The answer must be one number: how many lines in the records below contain the string "screenshot".

[Opening RAW DATA section]

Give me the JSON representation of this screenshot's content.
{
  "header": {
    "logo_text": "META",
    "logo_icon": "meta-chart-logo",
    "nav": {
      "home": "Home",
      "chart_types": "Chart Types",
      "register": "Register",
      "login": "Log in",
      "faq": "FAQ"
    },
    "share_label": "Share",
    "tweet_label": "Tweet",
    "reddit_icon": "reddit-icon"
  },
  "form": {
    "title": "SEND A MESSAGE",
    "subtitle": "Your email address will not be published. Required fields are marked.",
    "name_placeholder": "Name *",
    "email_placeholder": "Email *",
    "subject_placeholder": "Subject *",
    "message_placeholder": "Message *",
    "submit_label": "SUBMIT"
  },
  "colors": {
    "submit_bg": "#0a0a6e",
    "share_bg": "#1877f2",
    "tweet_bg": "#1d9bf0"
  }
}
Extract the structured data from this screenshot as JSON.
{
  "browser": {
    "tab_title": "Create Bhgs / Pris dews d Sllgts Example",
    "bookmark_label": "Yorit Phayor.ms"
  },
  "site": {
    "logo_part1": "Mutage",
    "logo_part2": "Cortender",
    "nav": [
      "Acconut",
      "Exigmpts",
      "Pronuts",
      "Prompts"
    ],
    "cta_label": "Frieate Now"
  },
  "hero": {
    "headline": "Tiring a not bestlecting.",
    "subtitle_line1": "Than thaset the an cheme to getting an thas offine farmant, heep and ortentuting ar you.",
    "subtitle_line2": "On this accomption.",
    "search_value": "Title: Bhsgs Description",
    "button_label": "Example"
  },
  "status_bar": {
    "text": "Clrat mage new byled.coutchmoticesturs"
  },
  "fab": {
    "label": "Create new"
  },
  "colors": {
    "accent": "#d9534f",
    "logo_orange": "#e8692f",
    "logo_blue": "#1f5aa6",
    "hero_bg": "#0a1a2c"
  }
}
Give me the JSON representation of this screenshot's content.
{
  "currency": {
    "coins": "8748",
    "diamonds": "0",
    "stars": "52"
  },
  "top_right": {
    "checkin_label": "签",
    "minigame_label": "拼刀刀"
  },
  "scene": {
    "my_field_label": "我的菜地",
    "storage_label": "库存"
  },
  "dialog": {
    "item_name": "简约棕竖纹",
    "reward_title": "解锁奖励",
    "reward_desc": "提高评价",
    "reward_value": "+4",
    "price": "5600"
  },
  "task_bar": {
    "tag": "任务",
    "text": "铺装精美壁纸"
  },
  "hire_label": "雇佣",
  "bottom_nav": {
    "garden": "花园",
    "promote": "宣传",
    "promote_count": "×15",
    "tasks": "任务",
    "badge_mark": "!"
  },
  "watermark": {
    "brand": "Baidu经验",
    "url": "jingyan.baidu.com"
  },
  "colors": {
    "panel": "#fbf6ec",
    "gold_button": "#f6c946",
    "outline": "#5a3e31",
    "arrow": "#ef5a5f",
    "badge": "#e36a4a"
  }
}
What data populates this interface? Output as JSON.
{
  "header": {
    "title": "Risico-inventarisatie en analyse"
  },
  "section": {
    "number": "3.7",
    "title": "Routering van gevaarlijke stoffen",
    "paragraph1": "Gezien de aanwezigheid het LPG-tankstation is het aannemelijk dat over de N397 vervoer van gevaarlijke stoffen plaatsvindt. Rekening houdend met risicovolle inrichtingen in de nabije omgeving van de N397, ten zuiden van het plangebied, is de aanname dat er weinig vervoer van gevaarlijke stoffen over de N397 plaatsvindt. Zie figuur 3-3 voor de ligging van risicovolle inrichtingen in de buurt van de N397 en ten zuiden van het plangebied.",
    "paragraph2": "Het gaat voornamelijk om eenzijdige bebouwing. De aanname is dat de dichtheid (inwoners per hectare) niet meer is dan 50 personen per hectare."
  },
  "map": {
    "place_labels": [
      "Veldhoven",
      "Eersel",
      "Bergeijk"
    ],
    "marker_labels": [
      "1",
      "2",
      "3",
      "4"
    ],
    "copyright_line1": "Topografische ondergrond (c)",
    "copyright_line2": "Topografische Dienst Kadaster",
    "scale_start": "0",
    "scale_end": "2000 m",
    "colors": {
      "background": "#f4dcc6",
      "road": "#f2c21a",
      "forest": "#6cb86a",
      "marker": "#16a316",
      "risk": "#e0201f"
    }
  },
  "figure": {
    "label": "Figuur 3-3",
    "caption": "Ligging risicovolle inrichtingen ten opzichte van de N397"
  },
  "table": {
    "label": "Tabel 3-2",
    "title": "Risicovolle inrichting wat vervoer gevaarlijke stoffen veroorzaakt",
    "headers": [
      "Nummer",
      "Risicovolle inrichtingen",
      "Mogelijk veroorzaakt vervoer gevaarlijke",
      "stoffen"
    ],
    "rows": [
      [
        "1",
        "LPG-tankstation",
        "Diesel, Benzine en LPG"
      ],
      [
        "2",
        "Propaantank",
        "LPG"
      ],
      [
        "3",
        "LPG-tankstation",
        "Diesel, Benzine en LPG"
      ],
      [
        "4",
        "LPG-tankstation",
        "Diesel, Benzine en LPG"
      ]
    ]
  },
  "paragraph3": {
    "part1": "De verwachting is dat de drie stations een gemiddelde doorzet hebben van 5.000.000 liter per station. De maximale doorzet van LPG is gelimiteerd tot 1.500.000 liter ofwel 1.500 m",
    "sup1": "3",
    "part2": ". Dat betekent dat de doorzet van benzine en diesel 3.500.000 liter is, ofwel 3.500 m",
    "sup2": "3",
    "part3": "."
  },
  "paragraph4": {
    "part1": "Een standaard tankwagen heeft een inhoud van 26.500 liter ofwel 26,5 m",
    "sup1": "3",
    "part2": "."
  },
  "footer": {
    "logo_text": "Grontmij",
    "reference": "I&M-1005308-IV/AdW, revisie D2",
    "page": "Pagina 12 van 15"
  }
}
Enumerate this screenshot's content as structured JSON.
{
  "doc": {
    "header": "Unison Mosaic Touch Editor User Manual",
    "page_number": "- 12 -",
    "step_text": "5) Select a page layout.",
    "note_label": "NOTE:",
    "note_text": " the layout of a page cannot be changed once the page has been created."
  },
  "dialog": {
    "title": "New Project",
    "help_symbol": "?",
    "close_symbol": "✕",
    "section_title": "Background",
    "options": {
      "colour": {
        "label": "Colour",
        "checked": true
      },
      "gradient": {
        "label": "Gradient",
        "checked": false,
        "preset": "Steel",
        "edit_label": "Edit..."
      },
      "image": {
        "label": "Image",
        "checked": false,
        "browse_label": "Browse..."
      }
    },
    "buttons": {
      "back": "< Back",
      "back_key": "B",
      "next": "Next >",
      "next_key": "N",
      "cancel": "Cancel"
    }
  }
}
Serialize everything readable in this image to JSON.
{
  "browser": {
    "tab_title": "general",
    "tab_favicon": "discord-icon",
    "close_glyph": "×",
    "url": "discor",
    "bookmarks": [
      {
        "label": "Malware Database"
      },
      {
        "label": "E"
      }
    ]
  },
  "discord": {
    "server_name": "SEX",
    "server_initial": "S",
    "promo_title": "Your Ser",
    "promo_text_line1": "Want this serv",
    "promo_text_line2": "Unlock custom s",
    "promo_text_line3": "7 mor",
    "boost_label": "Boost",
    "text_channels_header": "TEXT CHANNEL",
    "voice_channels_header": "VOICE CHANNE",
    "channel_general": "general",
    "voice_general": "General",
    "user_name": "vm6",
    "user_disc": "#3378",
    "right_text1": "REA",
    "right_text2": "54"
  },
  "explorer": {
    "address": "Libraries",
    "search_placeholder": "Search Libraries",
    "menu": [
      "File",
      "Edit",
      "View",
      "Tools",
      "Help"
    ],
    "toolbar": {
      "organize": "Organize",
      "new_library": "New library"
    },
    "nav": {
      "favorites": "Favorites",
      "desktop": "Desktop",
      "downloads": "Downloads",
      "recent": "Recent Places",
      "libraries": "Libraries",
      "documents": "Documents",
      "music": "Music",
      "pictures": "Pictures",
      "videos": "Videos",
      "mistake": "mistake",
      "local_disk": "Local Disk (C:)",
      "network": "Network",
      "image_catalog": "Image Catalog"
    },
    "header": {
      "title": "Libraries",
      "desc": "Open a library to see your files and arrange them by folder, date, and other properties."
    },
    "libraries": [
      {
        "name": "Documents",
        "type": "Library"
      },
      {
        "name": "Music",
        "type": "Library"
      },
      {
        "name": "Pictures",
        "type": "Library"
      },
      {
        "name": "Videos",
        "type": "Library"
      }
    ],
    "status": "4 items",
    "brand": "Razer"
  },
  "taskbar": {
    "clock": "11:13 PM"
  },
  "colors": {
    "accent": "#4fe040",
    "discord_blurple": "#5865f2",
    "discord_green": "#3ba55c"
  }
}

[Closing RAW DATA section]

[RESULT OF THE TASK] 4